The guys at Bali Green Surf have a natural talent for teaching first-time surfers and kids how to paddle, stand up and ride the waves all on their own, and they suggest Kuta, Legian and Seminyak for beginners. The bottom of the ocean here is soft and sandy, there is a nice big downwards slope and the white water is not too gnarly, making this a great place to start out for young people and total newbies. Once you’ve gained confidence on the waves here, the guys suggest heading out to Canggu or Brawa Beach when the swells are on the smaller side to practice your skills.
If you already know how to ride and just want to concentrate on taking yourself to the next level, there are many spots around the island that offer consistent breaks that won’t make your boardshorts turn brown. During the rainy season (from September to March), the reef off of Nusa Dua gets great swells for intermediate riders. The most famous reef break here is Sri Lanka, a fast right-hand barrel that rides best in between high and low tides. If it’s dry season, head west to Balian Beach, where you’ll find a consistent left-hander and plenty of chilled out surf bars and guesthouses nearby.
For advanced surfers, Bali is your oyster, as you’ll find superlative swells year round here. Uluwatu is the stuff of surf legends with seven different amazing breaks. Paddle out from the cave at the bottom of the cliff to hit the Peak where swells can get as big as 8 to 10 feet regardless of the tide. The Racetrack is another incredible wave that rides fast and is especially good at low tide.
Padang Padang is another stellar surf spot for those who have mad skills at riding tubes and barrels. The challenging left-hand reef break here creates an awesome pipeline worthy of epic surf movies and surf photography. However, the massive waves at Padang Padang break over a very shallow reef, so this spot is for experts only.
Keremas used to be a well kept secret among surfers in the know, but it’s now becoming more popular for it’s wicked right handers, perfect barrels and fast rides. Mind the end section, as it can get really shallow, exposing parts of the razor sharp reef.
If you want to get the most out of your surfing trips off of Bali, the guys at Bali Green Surf suggest checking up on the weather conditions, the wind, tides, swells, and the good rip`s (AKA rest in peace, meaning dangerous for swimming but good for surfing) around the island on any given day. As a general rule, the west coast rocks in the dry season, while the east and south coasts get better swells during the rainy months.

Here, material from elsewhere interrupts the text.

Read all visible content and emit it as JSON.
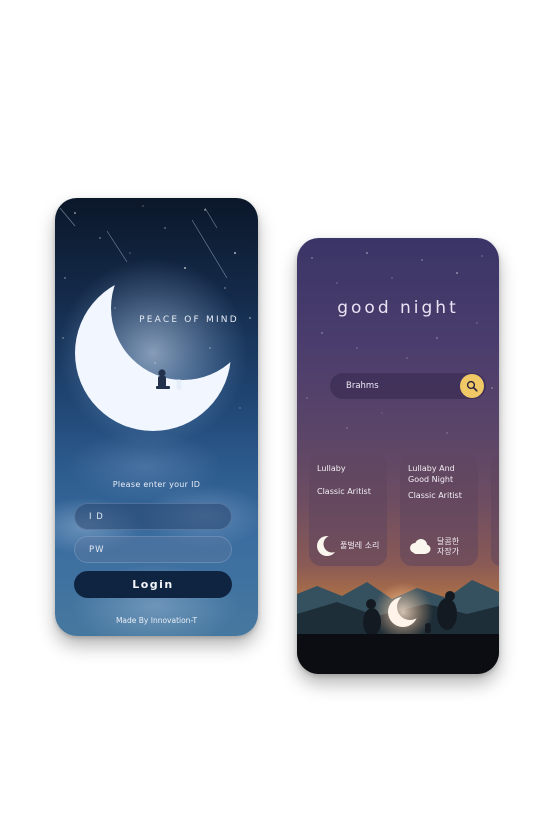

Check out Bali Green Surf for more information on surfing Bali, tide charts, weather forecasts and more.